In January 2021, Krista and Jason Jones experienced that exhaustion, plus the emotional upheaval of a critically-ill child, when they and their four kids got COVID-19 all at once. Despite 10 careful months of masks and distancing, Jason was exposed at work. Their oldest three children (11, 8, and 3) had very mild symptoms, but their 2-year-old, who has asthma and other medical needs, was immediately admitted to the hospital. And so Krista found herself, also very ill, staying with her daughter at the children’s hospital for a week.
Krista just celebrated her first day in three weeks where she did not need a nap (unfortunately, their toddler decided she didn’t need a nap, either).
“Honestly, I lived on friends’ prayers lifting me, and adrenaline, for the week," she said. “I rested when she rested, but it was never good rest. Constantly checking the monitors, watching her breathing, and talking with nurses and doctors consumed my days and nights.” At one point, the toddler’s heart rate was 200 beats per minute, her fever was 104.7, and her oxygen saturation was only 85%. It was a harrowing week.
Thankfully their toddler is home and recovering, though Jason and Krista still have weak days and lots of dizziness. Krista just celebrated her first day in three weeks where she did not need a nap (unfortunately, their toddler decided she didn’t need a nap, either).
My kids' anxiety has been through the roof since my week in the hospital, panicking if I leave the room. At the same time, a week to sleep was literally what I needed. Our community rallied around us with meals and activity drop-offs, but my husband was still mostly isolated with four kids, while trying to maintain his full-time job as a therapist and recovering from COVID himself. I am not sure we have ever experienced such a difficult season of parenting.
"The really challenging thing with COVID is no one can really come in to help, but take all of the distanced-help you can," advises Jason, who had his three eldest children while his wife was in the hospital with their critically-ill toddler. "Meals, grocery drop-offs, toys and crafts for the kids, and so on. Do whatever it takes to be able to get through the day, even if that means TV and screens all day."
When everyone is sick, throw every rule out the window and make rest the main priority for the entire family until everyone is well again.
Emily Edlynn, Ph.D., a clinical psychologist specializing in health psychology in the Chicago area, agrees.

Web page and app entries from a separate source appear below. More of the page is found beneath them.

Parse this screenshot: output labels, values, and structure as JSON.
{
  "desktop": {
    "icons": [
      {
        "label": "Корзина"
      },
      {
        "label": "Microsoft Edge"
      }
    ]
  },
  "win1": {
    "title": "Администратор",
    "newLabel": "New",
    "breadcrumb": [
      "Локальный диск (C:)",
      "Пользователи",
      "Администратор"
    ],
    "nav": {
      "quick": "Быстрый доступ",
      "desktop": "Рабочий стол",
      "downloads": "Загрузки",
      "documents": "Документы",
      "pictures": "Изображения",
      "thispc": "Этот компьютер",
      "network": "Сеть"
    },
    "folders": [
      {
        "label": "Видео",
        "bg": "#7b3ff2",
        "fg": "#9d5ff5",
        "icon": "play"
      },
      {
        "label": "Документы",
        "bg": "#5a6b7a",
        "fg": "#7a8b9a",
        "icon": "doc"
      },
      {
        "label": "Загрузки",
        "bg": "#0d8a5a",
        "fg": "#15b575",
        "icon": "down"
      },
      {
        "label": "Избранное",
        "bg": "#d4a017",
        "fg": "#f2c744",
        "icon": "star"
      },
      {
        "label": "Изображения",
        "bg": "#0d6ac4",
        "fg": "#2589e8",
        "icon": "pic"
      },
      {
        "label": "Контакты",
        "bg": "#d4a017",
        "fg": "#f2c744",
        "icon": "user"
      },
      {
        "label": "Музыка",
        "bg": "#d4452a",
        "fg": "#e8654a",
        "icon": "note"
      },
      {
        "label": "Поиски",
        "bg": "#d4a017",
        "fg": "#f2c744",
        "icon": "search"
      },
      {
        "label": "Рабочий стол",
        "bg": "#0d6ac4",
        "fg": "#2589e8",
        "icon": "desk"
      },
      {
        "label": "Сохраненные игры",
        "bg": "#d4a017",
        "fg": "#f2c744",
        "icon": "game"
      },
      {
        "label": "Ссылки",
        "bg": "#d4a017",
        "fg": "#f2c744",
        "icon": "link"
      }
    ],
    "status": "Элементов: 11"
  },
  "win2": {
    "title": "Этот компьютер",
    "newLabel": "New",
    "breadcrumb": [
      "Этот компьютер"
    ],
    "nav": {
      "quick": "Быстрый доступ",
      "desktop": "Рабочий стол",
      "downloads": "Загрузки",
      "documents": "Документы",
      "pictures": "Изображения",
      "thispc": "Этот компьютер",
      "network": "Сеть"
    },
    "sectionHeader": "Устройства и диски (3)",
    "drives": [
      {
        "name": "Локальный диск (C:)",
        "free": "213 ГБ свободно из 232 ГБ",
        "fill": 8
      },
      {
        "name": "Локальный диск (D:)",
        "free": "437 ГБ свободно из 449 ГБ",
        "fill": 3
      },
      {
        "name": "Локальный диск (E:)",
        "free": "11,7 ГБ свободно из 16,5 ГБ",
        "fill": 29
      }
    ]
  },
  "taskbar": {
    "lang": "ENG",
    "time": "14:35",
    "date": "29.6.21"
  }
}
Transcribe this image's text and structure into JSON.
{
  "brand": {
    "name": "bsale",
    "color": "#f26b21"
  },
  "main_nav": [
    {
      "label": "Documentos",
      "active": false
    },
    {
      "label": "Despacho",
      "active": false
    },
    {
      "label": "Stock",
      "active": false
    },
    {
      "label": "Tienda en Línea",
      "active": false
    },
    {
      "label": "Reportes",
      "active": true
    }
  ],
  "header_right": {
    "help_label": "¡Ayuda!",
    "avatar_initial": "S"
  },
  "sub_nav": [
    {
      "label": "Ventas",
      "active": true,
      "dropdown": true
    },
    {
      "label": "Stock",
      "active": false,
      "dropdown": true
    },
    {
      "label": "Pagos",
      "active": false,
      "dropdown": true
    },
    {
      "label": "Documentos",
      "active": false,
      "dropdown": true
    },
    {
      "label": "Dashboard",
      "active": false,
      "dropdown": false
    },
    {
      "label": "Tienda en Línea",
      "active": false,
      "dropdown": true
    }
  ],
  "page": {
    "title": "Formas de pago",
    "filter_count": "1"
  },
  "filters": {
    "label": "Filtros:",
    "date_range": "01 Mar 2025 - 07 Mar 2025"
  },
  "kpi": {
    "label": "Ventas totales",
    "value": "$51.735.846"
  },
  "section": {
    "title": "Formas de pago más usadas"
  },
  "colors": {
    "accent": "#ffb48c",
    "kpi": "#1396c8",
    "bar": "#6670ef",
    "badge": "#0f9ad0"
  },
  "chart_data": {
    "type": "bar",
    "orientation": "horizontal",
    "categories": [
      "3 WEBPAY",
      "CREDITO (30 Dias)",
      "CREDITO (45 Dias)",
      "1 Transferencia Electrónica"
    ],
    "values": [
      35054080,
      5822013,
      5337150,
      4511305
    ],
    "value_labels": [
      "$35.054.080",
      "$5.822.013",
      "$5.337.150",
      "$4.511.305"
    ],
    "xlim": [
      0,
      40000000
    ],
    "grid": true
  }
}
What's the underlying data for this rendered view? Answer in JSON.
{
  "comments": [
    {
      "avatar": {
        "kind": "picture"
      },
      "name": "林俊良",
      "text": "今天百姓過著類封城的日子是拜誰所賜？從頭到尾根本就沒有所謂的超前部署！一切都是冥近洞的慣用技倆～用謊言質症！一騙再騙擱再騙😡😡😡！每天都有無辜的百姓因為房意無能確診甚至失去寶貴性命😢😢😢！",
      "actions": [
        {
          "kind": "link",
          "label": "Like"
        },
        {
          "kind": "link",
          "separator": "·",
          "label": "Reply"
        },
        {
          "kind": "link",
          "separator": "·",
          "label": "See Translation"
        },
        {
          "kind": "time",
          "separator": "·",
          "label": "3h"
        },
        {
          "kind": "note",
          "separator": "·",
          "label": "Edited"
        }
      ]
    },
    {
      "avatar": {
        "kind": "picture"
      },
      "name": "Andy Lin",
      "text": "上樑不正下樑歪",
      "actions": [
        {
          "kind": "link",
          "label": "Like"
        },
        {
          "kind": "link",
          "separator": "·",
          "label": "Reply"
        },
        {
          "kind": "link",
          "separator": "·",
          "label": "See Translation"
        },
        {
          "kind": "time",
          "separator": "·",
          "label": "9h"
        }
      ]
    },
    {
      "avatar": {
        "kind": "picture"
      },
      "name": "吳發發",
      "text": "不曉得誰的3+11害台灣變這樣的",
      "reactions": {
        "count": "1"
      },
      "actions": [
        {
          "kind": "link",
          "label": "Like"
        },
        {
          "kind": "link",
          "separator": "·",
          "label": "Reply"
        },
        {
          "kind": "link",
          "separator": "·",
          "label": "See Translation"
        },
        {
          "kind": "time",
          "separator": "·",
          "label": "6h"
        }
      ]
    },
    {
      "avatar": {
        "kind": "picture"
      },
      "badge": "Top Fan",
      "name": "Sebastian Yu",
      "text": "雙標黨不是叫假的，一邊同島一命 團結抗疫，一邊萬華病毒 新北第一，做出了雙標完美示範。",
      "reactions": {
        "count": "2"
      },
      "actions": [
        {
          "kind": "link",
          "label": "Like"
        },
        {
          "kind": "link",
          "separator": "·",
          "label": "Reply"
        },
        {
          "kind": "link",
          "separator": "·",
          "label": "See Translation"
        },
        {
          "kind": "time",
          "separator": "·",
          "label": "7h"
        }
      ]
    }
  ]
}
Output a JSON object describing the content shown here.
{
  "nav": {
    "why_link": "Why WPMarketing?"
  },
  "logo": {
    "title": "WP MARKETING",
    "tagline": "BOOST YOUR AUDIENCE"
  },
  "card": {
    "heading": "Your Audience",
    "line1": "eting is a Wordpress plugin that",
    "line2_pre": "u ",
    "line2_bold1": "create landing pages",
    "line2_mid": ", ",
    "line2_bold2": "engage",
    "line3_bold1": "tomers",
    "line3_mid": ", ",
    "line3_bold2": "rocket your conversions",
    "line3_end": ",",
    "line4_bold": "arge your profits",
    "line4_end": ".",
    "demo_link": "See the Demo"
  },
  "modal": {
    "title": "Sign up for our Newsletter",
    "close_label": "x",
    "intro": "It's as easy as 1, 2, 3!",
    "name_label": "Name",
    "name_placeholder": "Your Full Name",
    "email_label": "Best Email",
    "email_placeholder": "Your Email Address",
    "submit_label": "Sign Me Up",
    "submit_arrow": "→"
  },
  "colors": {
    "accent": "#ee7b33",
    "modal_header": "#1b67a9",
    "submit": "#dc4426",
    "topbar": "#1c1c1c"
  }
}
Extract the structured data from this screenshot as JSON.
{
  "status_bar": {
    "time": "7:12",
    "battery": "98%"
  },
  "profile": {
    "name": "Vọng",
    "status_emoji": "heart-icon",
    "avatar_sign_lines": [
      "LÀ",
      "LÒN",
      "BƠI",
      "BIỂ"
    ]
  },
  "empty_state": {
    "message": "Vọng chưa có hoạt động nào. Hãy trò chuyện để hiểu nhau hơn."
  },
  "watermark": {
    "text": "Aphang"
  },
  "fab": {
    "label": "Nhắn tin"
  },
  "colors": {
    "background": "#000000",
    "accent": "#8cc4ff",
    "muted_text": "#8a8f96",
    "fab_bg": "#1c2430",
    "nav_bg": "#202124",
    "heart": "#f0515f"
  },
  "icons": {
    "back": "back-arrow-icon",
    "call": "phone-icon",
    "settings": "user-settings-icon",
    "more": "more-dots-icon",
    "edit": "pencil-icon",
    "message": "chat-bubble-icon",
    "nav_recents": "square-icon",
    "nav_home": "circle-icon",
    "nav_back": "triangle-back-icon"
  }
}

She knows parents like us will struggle to take the time to truly heal. Even when there is time to rest, she believes, "There is an enormous influence of cultural messages around prioritizing productivity above wellness." Edlynn focuses a lot of her professional work on parents with chronic illness, and constantly encourages them to focus on self-compassion and grace. The same holds true for households wracked with COVID-19.
While hope may be on the horizon as the vaccine rollout slowly reaches the rest of the population (Allan, an essential worker, just got her first dose of the vaccine this week), many more families will be stuck at home battling the virus without access to their outside support network. Edlynn emphasizes that when everyone is sick, throw every rule out the window and make rest the main priority for the entire family until everyone is well again. “Screen time limits and ideal nutrition come after love and safety in the hierarchy of needs, so save your energy for taking care of the basics instead of sticking to a bunch of rules."
In the meantime, we wait for the vaccine.